Joe Sagues joins the Department of Biological and Agricultural Engineering (BAE) as a tenure-track faculty member in the fall semester. Sagues will immediately strengthen BAE’s bioprocess engineering program through his cutting-edge research in the areas of fermentation, lignin valorization, bio-based carbon sequestration, and research in graphitic materials.
“He will no doubt make significant contributions to our undergraduate and graduate teaching programs bolstered by his industry experience, his collaboration with government agencies and private companies, and his emphasis on integrated technology-to-market frameworks,” notes Department Head Garey Fox.
What initially drew you to this discipline and your research interests?
I initially became interested in bioprocess research and development while working as an undergraduate research assistant at the University of Florida’s Agricultural & Biological Engineering (ABE) Department. Upon graduation with a BS in ABE, I spent 3.5 years scaling up the biotechnology I helped develop as an undergraduate. It was during the scale-up experience when I solidified my career path on advancing the US bioeconomy through bioproduct innovation. During graduate school, I was awarded fellowships to work in the federal government and a national laboratory, wherein I learned of the common pitfalls that have kept the US bioeconomy from realizing its full potential. I developed a perspective and skill set through these various experiences that will be useful in developing new bioprocesses and bioproducts as Principal Investigator of the Sustainable Bioproduct Innovation Laboratory in the Biological & Agricultural Engineering Department at NC State University.
What are your research interests?
The Sustainable Bioproduct Innovation (SBI) Laboratory takes an integrated approach to bioproduct innovation. We are bridging fundamental advances in synthetic biology and chemical catalysis with bioprocess engineering to innovate sustainable bioproducts that range from food & beverage, animal feed, chemicals, fuels, and materials. To accomplish this, work in the SBI Lab primarily focuses on applied engineering and bio-industrial systems modeling (including techno-economic and life cycle assessments). When developing a new bioproduct, the SBI Lab takes into account the entire technology-to-market pathway, starting with fundamental research and ending with commercialization. Such a comprehensive approach increases the odds of bioproduct success by eliminating developmental hurdles and pitfalls at an early stage.
What do you hope to bring to the department?

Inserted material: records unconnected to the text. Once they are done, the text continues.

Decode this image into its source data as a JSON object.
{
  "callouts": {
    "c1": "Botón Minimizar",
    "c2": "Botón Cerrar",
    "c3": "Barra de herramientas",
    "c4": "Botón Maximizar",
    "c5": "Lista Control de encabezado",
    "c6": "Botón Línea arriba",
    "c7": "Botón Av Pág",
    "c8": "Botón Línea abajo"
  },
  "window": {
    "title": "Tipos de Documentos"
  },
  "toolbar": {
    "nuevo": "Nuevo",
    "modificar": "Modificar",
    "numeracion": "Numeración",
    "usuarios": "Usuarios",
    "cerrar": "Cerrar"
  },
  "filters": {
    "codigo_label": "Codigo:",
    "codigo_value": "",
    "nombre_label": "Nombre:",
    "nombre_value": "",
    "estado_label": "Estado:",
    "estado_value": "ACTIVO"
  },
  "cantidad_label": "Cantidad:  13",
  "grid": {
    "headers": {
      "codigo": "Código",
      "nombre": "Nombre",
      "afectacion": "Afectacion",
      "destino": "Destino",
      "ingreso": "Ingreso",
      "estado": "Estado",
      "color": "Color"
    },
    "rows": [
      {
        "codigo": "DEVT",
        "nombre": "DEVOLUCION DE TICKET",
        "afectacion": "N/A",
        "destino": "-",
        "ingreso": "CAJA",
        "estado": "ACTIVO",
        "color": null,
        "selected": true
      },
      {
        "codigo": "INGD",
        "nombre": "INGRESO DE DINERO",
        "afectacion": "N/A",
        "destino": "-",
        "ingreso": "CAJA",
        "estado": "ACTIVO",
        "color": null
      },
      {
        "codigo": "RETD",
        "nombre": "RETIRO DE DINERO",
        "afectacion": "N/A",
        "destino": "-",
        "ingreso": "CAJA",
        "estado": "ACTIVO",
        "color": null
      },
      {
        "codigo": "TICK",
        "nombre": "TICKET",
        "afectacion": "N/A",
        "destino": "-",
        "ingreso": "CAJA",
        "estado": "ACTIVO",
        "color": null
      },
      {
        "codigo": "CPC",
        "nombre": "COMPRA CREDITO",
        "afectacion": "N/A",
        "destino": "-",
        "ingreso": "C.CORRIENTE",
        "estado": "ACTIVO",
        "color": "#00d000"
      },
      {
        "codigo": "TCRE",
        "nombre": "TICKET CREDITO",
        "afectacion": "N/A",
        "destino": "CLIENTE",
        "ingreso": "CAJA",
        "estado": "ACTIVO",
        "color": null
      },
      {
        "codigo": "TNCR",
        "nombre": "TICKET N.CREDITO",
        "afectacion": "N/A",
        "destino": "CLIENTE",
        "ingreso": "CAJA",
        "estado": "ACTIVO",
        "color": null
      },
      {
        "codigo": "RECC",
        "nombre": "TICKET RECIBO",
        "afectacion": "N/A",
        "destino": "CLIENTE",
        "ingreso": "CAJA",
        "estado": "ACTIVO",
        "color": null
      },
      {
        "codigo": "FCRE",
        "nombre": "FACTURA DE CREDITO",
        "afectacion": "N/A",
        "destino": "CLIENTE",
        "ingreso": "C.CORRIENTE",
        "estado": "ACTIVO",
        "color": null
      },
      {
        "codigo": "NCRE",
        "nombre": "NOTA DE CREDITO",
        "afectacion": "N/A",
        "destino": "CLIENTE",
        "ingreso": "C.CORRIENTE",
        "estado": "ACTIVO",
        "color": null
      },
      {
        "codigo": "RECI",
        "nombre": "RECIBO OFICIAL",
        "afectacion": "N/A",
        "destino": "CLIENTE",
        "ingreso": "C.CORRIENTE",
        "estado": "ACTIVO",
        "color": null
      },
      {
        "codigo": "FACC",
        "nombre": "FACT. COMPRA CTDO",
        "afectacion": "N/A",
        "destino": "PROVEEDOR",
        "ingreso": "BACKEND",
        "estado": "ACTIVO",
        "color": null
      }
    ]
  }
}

I hope to bring a new perspective and approach to bioprocess research & development that compliments those of other faculty in the BAE department. My experiences in academia, industry, federal government, and a national lab have equipped me with a skill set that will be used to develop sustainable bioproducts with a relatively high probability of commercial success. In addition, I intend on placing an emphasis on involving undergraduates in my research, since my own undergraduate research experience had such a lasting impact on my academic and professional career.
What makes you excited about the opportunities of this position?
I am most excited for the opportunity to establish collaborative projects that innovate bioproducts using a wide range of perspectives and skills. The US bioeconomy holds great potential, and I believe NCSU is in a perfect position to be a leader in bioproduct development and deployment. I look forward to instilling an entrepreneurial mindset in my lab group and leveraging the special bio-industrial ecosystem that exists in the research triangle.
How do you think this discipline is poised to solve the grand challenges of engineering?
Two of the biggest challenges to advancing the bioeconomy are 1) successfully bringing new bioproducts from the laboratory bench to market and 2) ensuring new bioproducts are truly sustainable. The Sustainable Bioproduct Innovation Laboratory will tackle both of these challenges through an integrated approach, involving applied engineering and bio-industrial systems modeling. I am particularly interested in enhancing the sustainability of food and energy production through advances in bioprocess engineering and bioproduct development.